World Science Scholars

1.5 Gravity’s Messenger

discussion Discussion
Note

Discussions are a place where registered users can click on Reply to share their ideas and questions that follow from the material we’re covering. All users can view the conversation and indicate their like or dislike for a specific comment.

Viewing 20 reply threads
    • Einstein was known for visualizing his ideas and theories, and for creating simple but powerful thought experiments to explain the concepts he pioneered. Do you rely on visualizations to understand difficult scientific concepts? How do you wrap your head around the challenging topics you have studied?

    • I often think non verbally and in visualizations. It can be hard to express my ideas to others, but when I finally figure out how to verbally express my ideas, I often gain new insight.

    • Visualizations are a key to understanding an otherwise complex subject. So, even when I studied maths, I used to transfer an equation to the corresponding curve (and do some curve analysis with it), which enhanced understanding significantly. Same thing with relativity (both): Understanding why we don’t experience effects of velocity or varying gravity gets much easier when you draw a simple graph which lets you see immediately what’s going on.

    • Why Gravity is a type 2 metric tensor field ??

    • Certainly. I have a notebook and pencil for these WSU courses. In that notebook I draw rough models in addition to calculations.

    • Visualization is essential for my understanding. Repetition aids any of my studies. I can’t count the how many times I have watched every episode of World Science Festival on YouTube. Muscle memory works and once I feel I have a grasp on a concept, I will research and obsess over it until my inquisitive nature is satisfied, as temporary as that satisfaction might be.

    • Intuitive understanding makes it look worth.Developing such understanding involves visualization,analogies,mathematics and everything.

    • Yes, visualizations help in some cases to understand concepts, and much more those that I imagine in my mind. What I do is create an outline drawing in my mind, and I see it completely clear

    • Similar concept has been discribed in Indian vedas when Lord Narayan sleeping on sarpent in sea. In which sea is pool of different energies, energy passing in the form of waves.

    • GR

    • I am not very good at using analogies, but I love when other people use them. I liked the analogy of an introvert friend leaving a party as a way to visualize gravitational wave frequency.

    • I use the mind to internally visualise the concept and recite the facts. It is not that I need to visualise it to understand but that in visualising it the concept can be observed at will and in a sense be unbounded by imagination.

    • Oh yes, I’m visual thinker.

    • Yes I think visually, but I wish I could do thought experiments in my head.

    • Thought experiments were like solving geometry. Only this time, spacetime was a concept created by the very person who thought of it, and so his understanding were conceived by the very nature of the universe.

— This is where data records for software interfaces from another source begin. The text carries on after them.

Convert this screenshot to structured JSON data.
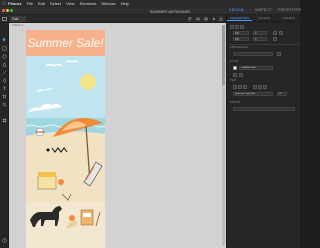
{
  "menubar": {
    "items": [
      "Pharos",
      "File",
      "Edit",
      "Select",
      "View",
      "Elements",
      "Window",
      "Help"
    ]
  },
  "window": {
    "title": "SUMMER ARTBOARD",
    "tabs": [
      "DESIGN",
      "INSPECT",
      "PROTOTYPE"
    ]
  },
  "toolbar": {
    "document_tab": "Sale"
  },
  "stage": {
    "artboard_label": "Frame 1"
  },
  "artboard": {
    "headline": "Summer Sale!",
    "colors": {
      "banner": "#f6b08a",
      "sky": "#bfe6ee",
      "sun": "#f5e48a",
      "sea": "#9fd7df",
      "sand": "#f0e2c2",
      "umbrella_orange": "#f08a3a",
      "umbrella_light": "#f7c689",
      "dog": "#2a2a2a"
    }
  },
  "panel": {
    "tabs": [
      "PROPERTIES",
      "LAYERS",
      "ASSETS"
    ],
    "active_tab": "PROPERTIES",
    "sections": {
      "appearance": "APPEARANCE",
      "style": "STYLE",
      "text": "TEXT",
      "export": "EXPORT"
    },
    "fields": {
      "width": "100",
      "height": "240",
      "x": "0",
      "y": "0",
      "fill": "#F6B08A  100%",
      "font": "Grotesque Light Italic",
      "font_size": "18"
    }
  }
}
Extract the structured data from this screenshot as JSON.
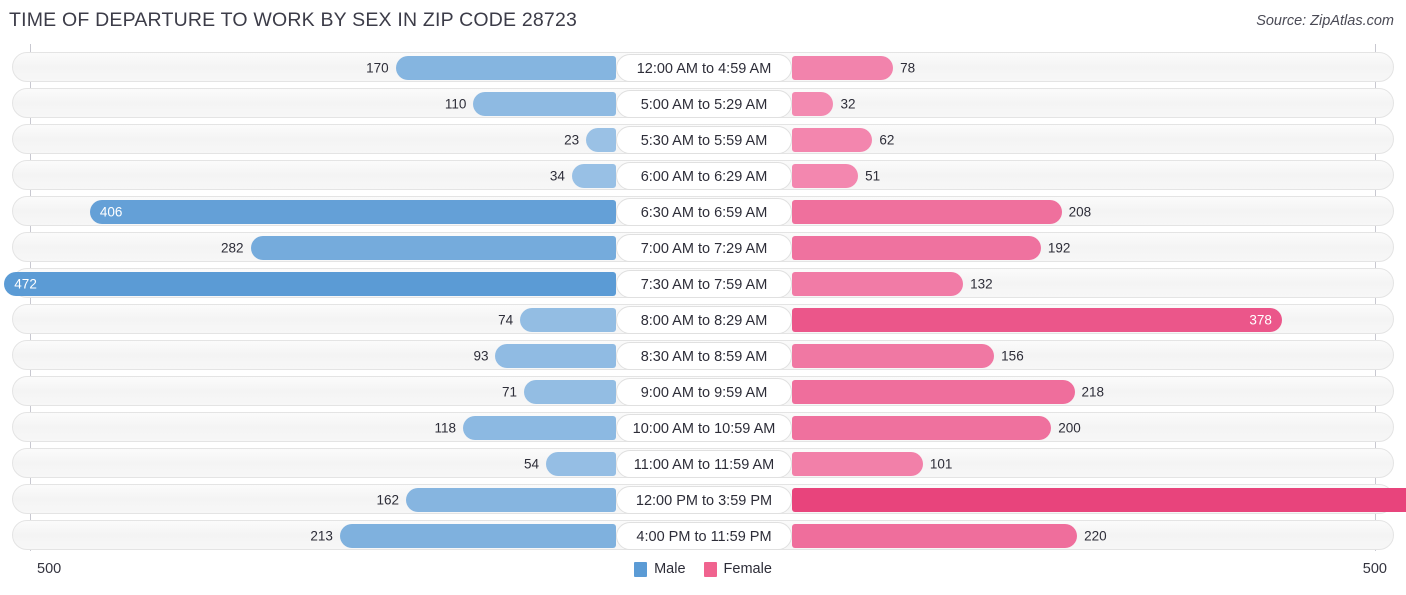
{
  "header": {
    "title": "TIME OF DEPARTURE TO WORK BY SEX IN ZIP CODE 28723",
    "source": "Source: ZipAtlas.com"
  },
  "axis": {
    "max_left_label": "500",
    "max_right_label": "500"
  },
  "legend": {
    "items": [
      {
        "label": "Male",
        "color": "#5b9bd5"
      },
      {
        "label": "Female",
        "color": "#f0638f"
      }
    ]
  },
  "colors": {
    "male_strong": "#5b9bd5",
    "male_light": "#9dc3e6",
    "female_strong": "#e8447c",
    "female_light": "#f48fb5",
    "track": "#f5f5f5",
    "axis": "#c8c8d0",
    "title": "#3c3c48"
  },
  "chart_data": {
    "type": "bar",
    "subtype": "diverging-bidirectional",
    "title": "TIME OF DEPARTURE TO WORK BY SEX IN ZIP CODE 28723",
    "xlabel": "",
    "ylabel": "",
    "xlim": [
      500,
      500
    ],
    "axis_max": 500,
    "grid": false,
    "legend_position": "bottom-center",
    "categories": [
      "12:00 AM to 4:59 AM",
      "5:00 AM to 5:29 AM",
      "5:30 AM to 5:59 AM",
      "6:00 AM to 6:29 AM",
      "6:30 AM to 6:59 AM",
      "7:00 AM to 7:29 AM",
      "7:30 AM to 7:59 AM",
      "8:00 AM to 8:29 AM",
      "8:30 AM to 8:59 AM",
      "9:00 AM to 9:59 AM",
      "10:00 AM to 10:59 AM",
      "11:00 AM to 11:59 AM",
      "12:00 PM to 3:59 PM",
      "4:00 PM to 11:59 PM"
    ],
    "series": [
      {
        "name": "Male",
        "direction": "left",
        "values": [
          170,
          110,
          23,
          34,
          406,
          282,
          472,
          74,
          93,
          71,
          118,
          54,
          162,
          213
        ]
      },
      {
        "name": "Female",
        "direction": "right",
        "values": [
          78,
          32,
          62,
          51,
          208,
          192,
          132,
          378,
          156,
          218,
          200,
          101,
          499,
          220
        ]
      }
    ]
  },
  "rows": [
    {
      "label": "12:00 AM to 4:59 AM",
      "male": "170",
      "female": "78"
    },
    {
      "label": "5:00 AM to 5:29 AM",
      "male": "110",
      "female": "32"
    },
    {
      "label": "5:30 AM to 5:59 AM",
      "male": "23",
      "female": "62"
    },
    {
      "label": "6:00 AM to 6:29 AM",
      "male": "34",
      "female": "51"
    },
    {
      "label": "6:30 AM to 6:59 AM",
      "male": "406",
      "female": "208"
    },
    {
      "label": "7:00 AM to 7:29 AM",
      "male": "282",
      "female": "192"
    },
    {
      "label": "7:30 AM to 7:59 AM",
      "male": "472",
      "female": "132"
    },
    {
      "label": "8:00 AM to 8:29 AM",
      "male": "74",
      "female": "378"
    },
    {
      "label": "8:30 AM to 8:59 AM",
      "male": "93",
      "female": "156"
    },
    {
      "label": "9:00 AM to 9:59 AM",
      "male": "71",
      "female": "218"
    },
    {
      "label": "10:00 AM to 10:59 AM",
      "male": "118",
      "female": "200"
    },
    {
      "label": "11:00 AM to 11:59 AM",
      "male": "54",
      "female": "101"
    },
    {
      "label": "12:00 PM to 3:59 PM",
      "male": "162",
      "female": "499"
    },
    {
      "label": "4:00 PM to 11:59 PM",
      "male": "213",
      "female": "220"
    }
  ]
}
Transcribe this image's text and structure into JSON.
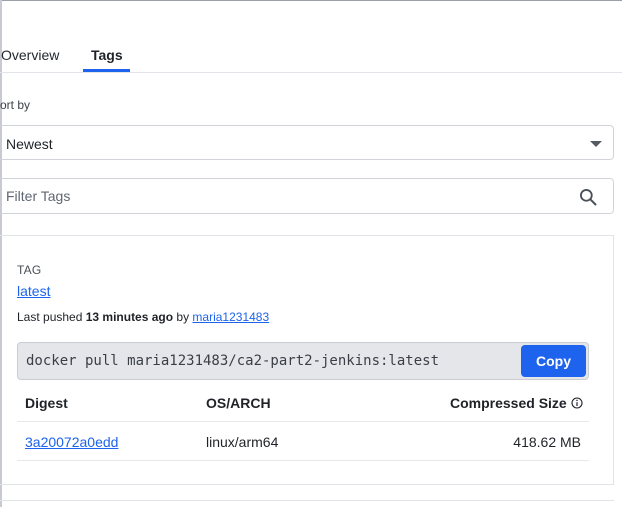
{
  "tabs": [
    {
      "label": "Overview"
    },
    {
      "label": "Tags"
    }
  ],
  "sort": {
    "label": "ort by",
    "selected": "Newest"
  },
  "filter": {
    "placeholder": "Filter Tags",
    "value": ""
  },
  "tag_card": {
    "heading": "TAG",
    "tag_name": "latest",
    "last_pushed_prefix": "Last pushed ",
    "last_pushed_time": "13 minutes ago",
    "last_pushed_by": " by ",
    "pushed_by_user": "maria1231483",
    "pull_command": "docker pull maria1231483/ca2-part2-jenkins:latest",
    "copy_label": "Copy",
    "table": {
      "headers": {
        "digest": "Digest",
        "os_arch": "OS/ARCH",
        "size": "Compressed Size"
      },
      "rows": [
        {
          "digest": "3a20072a0edd",
          "os_arch": "linux/arm64",
          "size": "418.62 MB"
        }
      ]
    }
  },
  "colors": {
    "accent": "#1d63ed",
    "pull_box_bg": "#e4e6ea"
  },
  "icons": {
    "sort_caret": "chevron-down-icon",
    "search": "search-icon",
    "info": "info-icon"
  }
}
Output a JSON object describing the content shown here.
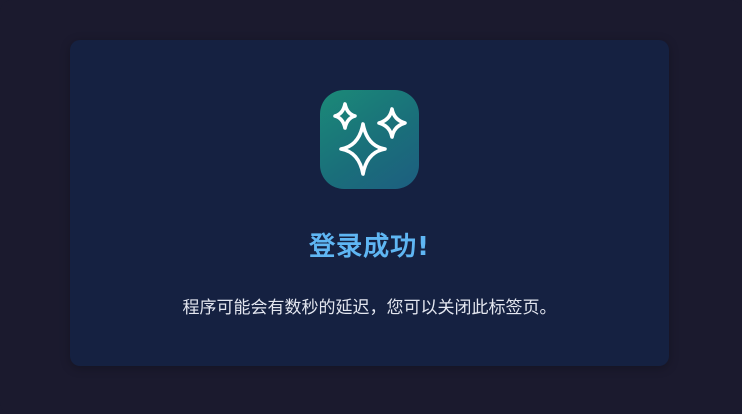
{
  "dialog": {
    "icon": "sparkles-icon",
    "title": "登录成功!",
    "message": "程序可能会有数秒的延迟，您可以关闭此标签页。"
  },
  "colors": {
    "background": "#1b1a2e",
    "card": "#152141",
    "title": "#5fb6f3",
    "message": "#e3e6ef",
    "icon_gradient_start": "#1b8a78",
    "icon_gradient_end": "#1d5e80"
  }
}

    • Visualizations help me clarify concepts

    • I often rely on demonstrations and contextualizing own ideas

    • I have been trying without success to visualize spacetime warped by mass – two dimensional illustrations are all very good and help some, but that doesn’t help me see it the way it is. I know that a black hole cannot be a circluar but must be spherical, but how do I visualize a negative three dimensional sphere? I can put my hands around it but not my eyes.

    • I have used visualizations in my schoolwork since a very young age because I find them t be an easy way to understand the current topic. although my artistic skills are very minimal I can still manage to understand what I was attempting to draw.

    • I believe being involved with studying astrophysics, partical physics since middle school , visualization definitely provided a new dimension to the understanding if concepts . Like even if topics are sometimes hard visualization can make it easir actually easier to understand

    • I would say “yes”, although I think using voice in my head. Some people use images to think, for example they count not with voice but imagining slides with numbers in their head, visually. This makes a big difference depending on what you’re trying to solve – it’s much easier to do math if you can represent the symbols visually in your head than just saying “two plus two equals four” as spoken words in your head. Few people understand this and think that you’re a moron simply because you have a different representation in your head and you appear “slow” in math precisely because of that representation.

You must be logged in to reply to this discussion.

Send this to a friend